When it comes to time synchronisation and using Network Time Protocol (NTP) to ensure accuracy on a computer network, it is important to understand the hierarchy of NTP and how it affects distance and accuracy.
NTP has a hierarchical structure known as stratum levels. In principle the lower the stratum number the closer the device is (in accuracy terms) to an original time source.
NTP time servers work by receiving a single time source and using this as a basis for all time on the network, however, a synchronised network will be only as accurate as the original time source and this is where stratum levels come in.
And atomic clock, either one sat in a large scale physics laboratory, or those aboard GPS satellites, are stratum 0 devices. In other words these are the devices that actually generate the time.
Stratum 1 devices are NTP time servers that get their source of time directly from these stratum 0 atomic clocks. Either by using a GPS receiver or a radio referenced NTP server, a stratum 1 device is as accurate as you can get without having your own multi-million dollar atomic clock in the server room. A stratum 1 NTP time server will typically be accurate to within a millisecond of the atomic clock time.
Stratum 2 devices are the next step down on stratum level chain. These are time servers that receive their time from a stratum 1 device. Most online time servers, for instance, are stratum 2 devices, getting their time from another NTP time server.

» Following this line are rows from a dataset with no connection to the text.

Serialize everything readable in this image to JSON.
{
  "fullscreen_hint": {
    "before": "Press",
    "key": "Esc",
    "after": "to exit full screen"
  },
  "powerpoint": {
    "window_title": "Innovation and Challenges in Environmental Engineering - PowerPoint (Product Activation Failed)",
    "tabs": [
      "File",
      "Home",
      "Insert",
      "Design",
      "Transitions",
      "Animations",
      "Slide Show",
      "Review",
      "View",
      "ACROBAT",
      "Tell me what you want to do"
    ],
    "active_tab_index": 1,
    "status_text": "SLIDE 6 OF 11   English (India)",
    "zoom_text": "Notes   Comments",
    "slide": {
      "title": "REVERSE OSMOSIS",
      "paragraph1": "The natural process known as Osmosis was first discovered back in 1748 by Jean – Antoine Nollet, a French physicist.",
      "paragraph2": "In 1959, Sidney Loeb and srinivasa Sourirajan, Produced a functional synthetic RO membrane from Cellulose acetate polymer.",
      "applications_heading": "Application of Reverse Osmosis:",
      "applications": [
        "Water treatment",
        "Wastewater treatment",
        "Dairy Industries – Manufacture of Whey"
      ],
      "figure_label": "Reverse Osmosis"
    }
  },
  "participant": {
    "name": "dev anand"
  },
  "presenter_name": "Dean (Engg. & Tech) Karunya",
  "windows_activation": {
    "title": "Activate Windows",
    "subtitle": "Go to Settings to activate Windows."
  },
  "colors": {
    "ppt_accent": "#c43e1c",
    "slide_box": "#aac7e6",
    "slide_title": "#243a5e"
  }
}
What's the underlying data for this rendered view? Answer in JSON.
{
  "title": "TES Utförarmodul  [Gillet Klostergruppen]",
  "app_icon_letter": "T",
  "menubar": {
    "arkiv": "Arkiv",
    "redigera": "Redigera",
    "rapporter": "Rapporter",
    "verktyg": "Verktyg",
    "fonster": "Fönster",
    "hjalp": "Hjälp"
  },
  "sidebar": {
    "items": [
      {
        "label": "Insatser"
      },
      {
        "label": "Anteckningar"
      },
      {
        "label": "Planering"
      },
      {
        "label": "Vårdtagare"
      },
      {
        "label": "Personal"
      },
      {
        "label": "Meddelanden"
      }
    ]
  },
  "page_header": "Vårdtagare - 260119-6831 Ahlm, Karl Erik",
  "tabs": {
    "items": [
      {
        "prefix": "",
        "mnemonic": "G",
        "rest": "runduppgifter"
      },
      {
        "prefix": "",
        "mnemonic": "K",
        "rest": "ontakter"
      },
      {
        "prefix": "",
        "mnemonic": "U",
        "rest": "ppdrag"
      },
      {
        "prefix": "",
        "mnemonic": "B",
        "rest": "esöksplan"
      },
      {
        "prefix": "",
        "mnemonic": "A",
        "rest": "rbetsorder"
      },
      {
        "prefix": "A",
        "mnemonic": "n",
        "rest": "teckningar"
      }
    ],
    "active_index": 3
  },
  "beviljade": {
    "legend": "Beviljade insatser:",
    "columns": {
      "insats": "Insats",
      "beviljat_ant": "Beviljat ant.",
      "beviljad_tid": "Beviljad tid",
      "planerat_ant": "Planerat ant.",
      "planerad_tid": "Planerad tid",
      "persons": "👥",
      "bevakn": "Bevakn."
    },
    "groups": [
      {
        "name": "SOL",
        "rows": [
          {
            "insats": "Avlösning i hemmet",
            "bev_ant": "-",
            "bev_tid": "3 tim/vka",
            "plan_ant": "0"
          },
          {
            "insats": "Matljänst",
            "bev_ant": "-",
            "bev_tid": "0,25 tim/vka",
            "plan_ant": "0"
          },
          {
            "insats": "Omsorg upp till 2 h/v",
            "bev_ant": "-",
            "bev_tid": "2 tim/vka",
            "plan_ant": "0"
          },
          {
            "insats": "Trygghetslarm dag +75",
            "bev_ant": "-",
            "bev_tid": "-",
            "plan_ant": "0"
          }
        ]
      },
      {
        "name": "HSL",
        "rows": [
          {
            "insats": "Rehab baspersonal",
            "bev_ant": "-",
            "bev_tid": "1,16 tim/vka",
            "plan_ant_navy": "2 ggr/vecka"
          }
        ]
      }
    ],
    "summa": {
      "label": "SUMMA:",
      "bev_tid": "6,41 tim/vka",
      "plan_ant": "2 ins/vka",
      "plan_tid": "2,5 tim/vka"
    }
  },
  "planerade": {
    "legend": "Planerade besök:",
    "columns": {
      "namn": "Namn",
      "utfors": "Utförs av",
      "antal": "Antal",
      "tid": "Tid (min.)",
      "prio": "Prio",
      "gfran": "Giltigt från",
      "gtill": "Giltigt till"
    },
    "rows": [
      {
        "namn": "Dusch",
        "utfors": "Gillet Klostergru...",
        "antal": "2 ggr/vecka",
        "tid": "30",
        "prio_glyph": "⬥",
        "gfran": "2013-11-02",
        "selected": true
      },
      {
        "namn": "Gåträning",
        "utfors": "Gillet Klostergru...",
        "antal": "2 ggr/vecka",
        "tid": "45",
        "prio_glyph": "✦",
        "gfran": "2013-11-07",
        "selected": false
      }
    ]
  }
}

Stratum 2 devices are obviously further away from the original time source and therefore are not quite as accurate.
The stratum levels on an NTP network continue on, with devices connecting to devices going all the way down to stratum 10, 11, 12 and so on – obviously the more links in the chain the less accurate the device will be.
Dedicated stratum 1 NTP time servers are by far the most accurate, reliable and secure method of synchronising a computer network and no business network should really be without one.